Alex McLeish was named as the man to take Scotland forward on Monday - and vowed he would never walk out on the national team.
The 48-year-old's appointment was confirmed at Hampden Park, where he was unveiled as Walter Smith's successor.
Smith was criticised for abandoning Scotland midway through their Euro 2008 qualifying campaign in favour of a return to Rangers, having guided the Scots to the summit of a qualifying group which also includes last year's two World Cup finalists, Italy and France.
McLeish assumes responsibility for the remainder of the European campaign, as well as the task of leading Scotland to the 2010 World Cup finals in South Africa - on a longer contract than Smith had.
In the wake of Smith's departure, McLeish confessed that he saw his future in club management - sparking fears he could use the national team as a stepping stone to a top job in the Premiership.
However, McLeish has assured the Tartan Army he is in the job for the long haul.
'I've signed a contract of commitment and I plan to see that commitment all the way through,' he said.
'I've been in the Scottish game for 30 years, playing at a pretty decent level and I've had success in management as well over the last 10 or 12 years.
'People who know me know that, when I go into something, I always give it 100% and give it my very best shot.
'I'll try to keep improving the good work Walter Smith has done.'

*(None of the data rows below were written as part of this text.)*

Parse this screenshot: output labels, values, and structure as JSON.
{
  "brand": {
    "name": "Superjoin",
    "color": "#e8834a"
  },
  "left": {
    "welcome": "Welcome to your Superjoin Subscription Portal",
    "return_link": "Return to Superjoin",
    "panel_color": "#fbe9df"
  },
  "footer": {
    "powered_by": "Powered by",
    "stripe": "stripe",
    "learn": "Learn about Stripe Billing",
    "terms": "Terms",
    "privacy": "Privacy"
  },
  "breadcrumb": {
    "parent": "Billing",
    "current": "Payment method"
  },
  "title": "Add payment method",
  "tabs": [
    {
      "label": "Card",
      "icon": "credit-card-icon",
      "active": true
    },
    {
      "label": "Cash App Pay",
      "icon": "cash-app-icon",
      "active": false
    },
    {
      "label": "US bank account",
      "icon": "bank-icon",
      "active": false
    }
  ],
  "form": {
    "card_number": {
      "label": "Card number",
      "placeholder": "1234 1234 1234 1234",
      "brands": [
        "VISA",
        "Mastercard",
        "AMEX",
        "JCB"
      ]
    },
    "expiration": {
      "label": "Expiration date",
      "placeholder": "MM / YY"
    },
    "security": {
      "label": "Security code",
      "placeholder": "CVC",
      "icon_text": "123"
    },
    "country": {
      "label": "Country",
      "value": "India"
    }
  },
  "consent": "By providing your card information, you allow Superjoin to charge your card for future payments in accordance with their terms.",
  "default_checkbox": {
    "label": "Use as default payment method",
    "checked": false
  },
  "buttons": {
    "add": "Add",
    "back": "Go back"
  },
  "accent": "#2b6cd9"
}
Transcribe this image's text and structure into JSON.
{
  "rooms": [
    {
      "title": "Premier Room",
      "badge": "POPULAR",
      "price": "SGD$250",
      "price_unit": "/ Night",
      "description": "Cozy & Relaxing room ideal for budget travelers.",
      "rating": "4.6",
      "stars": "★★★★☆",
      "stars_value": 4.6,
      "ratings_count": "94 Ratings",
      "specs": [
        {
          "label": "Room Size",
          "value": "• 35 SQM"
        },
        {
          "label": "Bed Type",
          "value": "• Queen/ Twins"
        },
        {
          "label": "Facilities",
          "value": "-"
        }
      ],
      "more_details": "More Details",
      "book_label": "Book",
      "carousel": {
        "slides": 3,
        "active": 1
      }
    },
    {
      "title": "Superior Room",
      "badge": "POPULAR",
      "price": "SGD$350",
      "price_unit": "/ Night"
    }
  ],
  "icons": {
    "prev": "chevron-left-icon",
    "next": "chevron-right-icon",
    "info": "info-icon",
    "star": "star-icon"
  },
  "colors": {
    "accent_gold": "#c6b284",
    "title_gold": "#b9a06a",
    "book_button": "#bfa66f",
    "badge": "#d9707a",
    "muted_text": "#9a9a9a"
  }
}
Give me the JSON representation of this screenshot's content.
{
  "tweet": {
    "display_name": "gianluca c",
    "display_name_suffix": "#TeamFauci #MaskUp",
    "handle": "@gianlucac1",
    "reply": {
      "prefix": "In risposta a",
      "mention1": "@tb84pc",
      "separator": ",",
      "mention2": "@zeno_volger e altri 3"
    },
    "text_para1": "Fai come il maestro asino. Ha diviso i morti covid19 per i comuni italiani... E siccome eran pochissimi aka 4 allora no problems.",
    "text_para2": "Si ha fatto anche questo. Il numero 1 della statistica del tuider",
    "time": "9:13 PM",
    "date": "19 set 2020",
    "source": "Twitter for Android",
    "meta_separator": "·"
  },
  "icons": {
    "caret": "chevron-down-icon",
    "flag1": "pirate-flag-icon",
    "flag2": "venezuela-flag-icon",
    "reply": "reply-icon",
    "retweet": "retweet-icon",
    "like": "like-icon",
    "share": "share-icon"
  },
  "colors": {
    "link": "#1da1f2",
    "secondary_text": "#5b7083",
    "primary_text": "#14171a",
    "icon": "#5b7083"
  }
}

He added: 'People said to me, 'I thought you fancied club football? I thought you were going to wait for that?'.
'But when the call came: 'Do you want to be manager of Scotland?' ... I don't want to swear, but it's a hard one to resist.
'I talked it over with my family and friends and decided it was a smashing move for me and an honour.'
McLeish has been unemployed since parting company with Rangers at the end of last season and insists the transition from club manager to international boss will be a smooth one.
He will be deprived of the daily involvement with players he enjoyed as manager of Motherwell, Hibernian and Rangers.
But, with crucial qualifiers against Georgia and Italy in March, he will have enough to occupy his time.
McLeish said: 'I've been out of work for about eight months now, I've seen a bit of the world.
'Being back in employment again, it doesn't matter if I'm on the training field every day.
'I know there will be plenty to do - watching videos, studying tapes, going to see games, watching all the teams in the Scottish Premier League, looking at the Scots down south (in England).
'And I'm not too bad at paperwork as well.'
McLeish has installed trusty sidekick Andy Watson and former Scotland captain Roy Aitken as his coaches, but will also be seeking guidance from predecessor Smith.
Mentor and friend Sir Alex Ferguson could also receive a call, after urging McLeish to go for the job he occupied himself for a short period during the 1986 World Cup.
McLeish said: 'It's important, when you come into a job, that you don't think 'Well, I'm going to do it my way and my way only. I won't rely on anybody else'.
'I've got to lean on the experience of Walter Smith, of other people that I admire in the game.
'If I believe somebody can help the cause then, of course, I will ask for advice.'
McLeish's first engagement with the national team will be a three-day squad gathering at the Turnberry Hotel, Ayrshire on February 4.
His competitive debut will be the following month, when Georgia visit Hampden on March 24, before facing World Cup winners Italy in Bari four days later.
The Faroe Islands, Lithuania, France and Ukraine are the other teams McLeish must overcome if he is to lead Scotland to their first major tournament in a decade.
He added: 'We would love as smooth a transition as possible for the national team and to continue the good work that Walter Smith has done.
'Walter has raised the hopes of the nation fantastically well and we hope to continue that trend.
'It's a marvellous opportunity and it is a massive challenge.
'We have to make sure that we keep the Tartan Army happy but also keep our feet on the ground.
'We need humility and we have to be respectful of our opponents and not dismiss anybody in the group. It's a very difficult group.
'We had a bonus result against France, with a marvellous performance, and it's our intention to keep the spirit, the team ethic, that Walter created. It's very important.
'We have some great players - some great individual players - but I think it was very much the team ethic that was the key for us before I became the national coach.'